Meister Eckhart and Buddhism

~D. T. Suzuki

In the following pages I attempt to call the reader’s attention to the closeness of Meister Eckhart’s way of thinking to that of Mahayana Buddhism, especially of Zen Buddhism. The attempt is only a tentative and sketchy one, far from being systematic and exhaustive. But I hope the reader will find something in it which evokes his curiosity enough to undertake further studies of this fascinating topic.

When I first read – which was more than a half century ago – a little book containing a few of Meister Eckhart’s sermons, they impressed me profoundly, for I never expected that any Christian thinker ancient or modern could or would cherish such daring thoughts as expressed in those sermons. While I do not remember which sermons made up the contents of the little book, the ideas expounded there closely approached Buddhist thoughts, so closely indeed, that one could stamp them almost definitely as coming out of Buddhist speculations. As far as I can judge, Eckhart seems to be an extraordinary ‘Christian’.
While refraining from going into details we can say at least this: Eckhart’s Christianity is unique and has many points which make us hesitate to classify him as belonging to the type we generally associate  with rationalised modernism or with conservative traditionalism. He stands on his own experiences which emerged from a rich, deep, religious personality. He attempts to reconcile them with the historical type of Christianity modeled after legends and mythology. He tries to give an ‘esoteric’ or inner meaning to them, and by so doing he enters fields which were not touched by most of his historical predecessors.

First, let me give you the views Eckhart has on time and creation. These are treated in his sermon delivered on the commemoration day for St Germaine. He quotes a sentence from Ecclesiasticus: ‘In his days he pleased God and was found just’. Taking up first the phrase ‘In his days,’ he interprets it according to his own understanding:

. . . there are more days than one. There is the soul’s day and
God’s day. A day, whether six or seven ago, or more than six
thousand years ago, is just as near to the present as yesterday.
Why? Because all time is contained in the present Nowmoment.
Time comes of the revolution of the heavens and day
began with the first revolution. The soul’s day falls within this
time and consists of the natural light in which things are seen.
God’s day, however, is the complete day, comprising both day
and night. It is the real Now-moment, which for the soul is
eternity’s day, on which the Father begets his only begotten Son
and the soul is reborn in God.

The soul’s day and God’s day are different. In her natural day
the soul knows all things above time and place; nothing is far
or near. And that is why I say, this day all things are of equal
rank. To talk about the world as being made by God to-morrow,
yesterday, would be talking nonsense. God makes the world
and all things in this present now. Time gone a thousand years
ago is now as present and as near to God as this very instant.
The soul who is in this present now, in her the Father bears his
one-begotten Son and in that same birth the soul is born back
into God. It is one birth; as fast as she is reborn into God the
Father is begetting his only Son in her.

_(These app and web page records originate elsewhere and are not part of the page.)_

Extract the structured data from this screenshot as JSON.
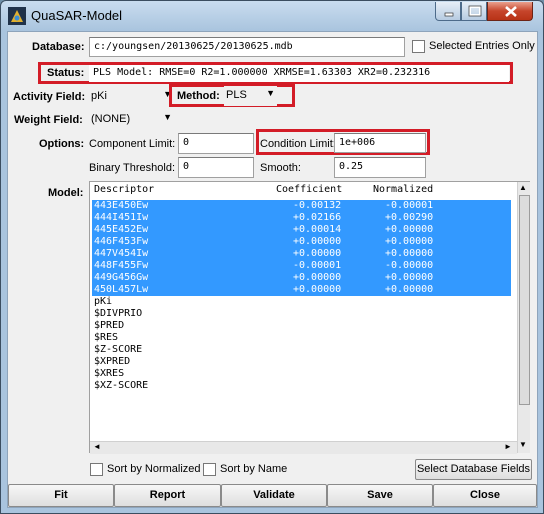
{
  "window": {
    "title": "QuaSAR-Model"
  },
  "database": {
    "label": "Database:",
    "value": "c:/youngsen/20130625/20130625.mdb",
    "selected_only_label": "Selected Entries Only"
  },
  "status": {
    "label": "Status:",
    "value": "PLS Model: RMSE=0 R2=1.000000 XRMSE=1.63303 XR2=0.232316"
  },
  "activity": {
    "label": "Activity Field:",
    "value": "pKi"
  },
  "method": {
    "label": "Method:",
    "value": "PLS"
  },
  "weight": {
    "label": "Weight Field:",
    "value": "(NONE)"
  },
  "options": {
    "label": "Options:",
    "component_limit_label": "Component Limit:",
    "component_limit_value": "0",
    "condition_limit_label": "Condition Limit:",
    "condition_limit_value": "1e+006",
    "binary_threshold_label": "Binary Threshold:",
    "binary_threshold_value": "0",
    "smooth_label": "Smooth:",
    "smooth_value": "0.25"
  },
  "model": {
    "label": "Model:",
    "headers": {
      "descriptor": "Descriptor",
      "coefficient": "Coefficient",
      "normalized": "Normalized"
    },
    "rows": [
      {
        "descriptor": "443E450Ew",
        "coefficient": "-0.00132",
        "normalized": "-0.00001",
        "selected": true
      },
      {
        "descriptor": "444I451Iw",
        "coefficient": "+0.02166",
        "normalized": "+0.00290",
        "selected": true
      },
      {
        "descriptor": "445E452Ew",
        "coefficient": "+0.00014",
        "normalized": "+0.00000",
        "selected": true
      },
      {
        "descriptor": "446F453Fw",
        "coefficient": "+0.00000",
        "normalized": "+0.00000",
        "selected": true
      },
      {
        "descriptor": "447V454Iw",
        "coefficient": "+0.00000",
        "normalized": "+0.00000",
        "selected": true
      },
      {
        "descriptor": "448F455Fw",
        "coefficient": "-0.00001",
        "normalized": "-0.00000",
        "selected": true
      },
      {
        "descriptor": "449G456Gw",
        "coefficient": "+0.00000",
        "normalized": "+0.00000",
        "selected": true
      },
      {
        "descriptor": "450L457Lw",
        "coefficient": "+0.00000",
        "normalized": "+0.00000",
        "selected": true
      },
      {
        "descriptor": "pKi",
        "coefficient": "",
        "normalized": "",
        "selected": false
      },
      {
        "descriptor": "$DIVPRIO",
        "coefficient": "",
        "normalized": "",
        "selected": false
      },
      {
        "descriptor": "$PRED",
        "coefficient": "",
        "normalized": "",
        "selected": false
      },
      {
        "descriptor": "$RES",
        "coefficient": "",
        "normalized": "",
        "selected": false
      },
      {
        "descriptor": "$Z-SCORE",
        "coefficient": "",
        "normalized": "",
        "selected": false
      },
      {
        "descriptor": "$XPRED",
        "coefficient": "",
        "normalized": "",
        "selected": false
      },
      {
        "descriptor": "$XRES",
        "coefficient": "",
        "normalized": "",
        "selected": false
      },
      {
        "descriptor": "$XZ-SCORE",
        "coefficient": "",
        "normalized": "",
        "selected": false
      }
    ]
  },
  "sort": {
    "by_normalized_label": "Sort by Normalized",
    "by_name_label": "Sort by Name"
  },
  "select_fields_button": "Select Database Fields",
  "buttons": {
    "fit": "Fit",
    "report": "Report",
    "validate": "Validate",
    "save": "Save",
    "close": "Close"
  },
  "colors": {
    "selection": "#3399ff",
    "highlight_box": "#d31c27",
    "close_button": "#c6452b"
  },
  "icons": {
    "dropdown": "▼",
    "scroll_up": "▲",
    "scroll_down": "▼",
    "scroll_left": "◄",
    "scroll_right": "►"
  }
}
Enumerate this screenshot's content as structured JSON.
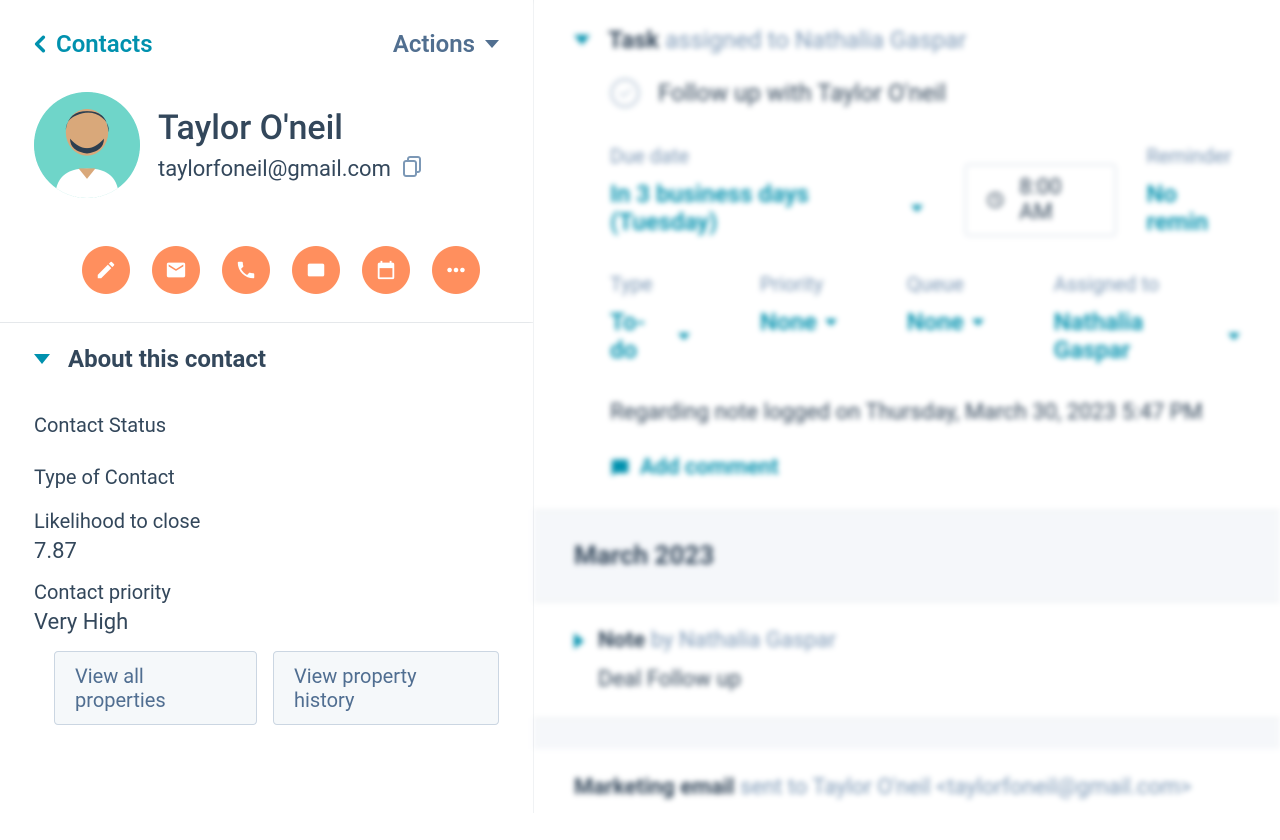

God the Father and the Son have nothing to do with time.
Generation is not in time, but at the end and limit of time. In
the past and future movements of things, your heart flits about;
it is in vain that you attempt to know eternal things; in divine
things, you should be occupied intellectually. . . .

Again, God loves for his own sake, acts for his own sake: that
means that he loves for the sake of love and acts for the sake of
action. It cannot be doubted that God would never have begot
his Son in eternity if [his idea of ] creation were other than [his
act of ] creation. Thus God created the world so that he might
keep on creating. The past and future are both far from God
and alien to his way.

From these passages we see that the Biblical story of creation is thoroughly contradicted; it has not even a symbolic meaning in Eckhart, and, further, his God is not at all like the God conceived by most Christians. God is not in time mathematically enumerable. His creativity is not historical, not accidental, not at all measurable. It goes on continuously without cessation with no beginning, with no end. It is not an event of yesterday or today or tomorrow, it comes out of timelessness, of nothingness, of Absolute Void. God’s work is always done in an absolute present, in a timeless ‘now which is time and place in itself ’. God’s work is sheer love, utterly free from all forms of chronology and teleology. The idea of God creating the world out of nothing, in an absolute present, and therefore altogether beyond the control of a serial time conception will not sound strange to Buddhist ears. Perhaps they may find it acceptable as reflecting their doctrine of Emptiness (sunyata).

From: Mysticism: Christian and Buddhist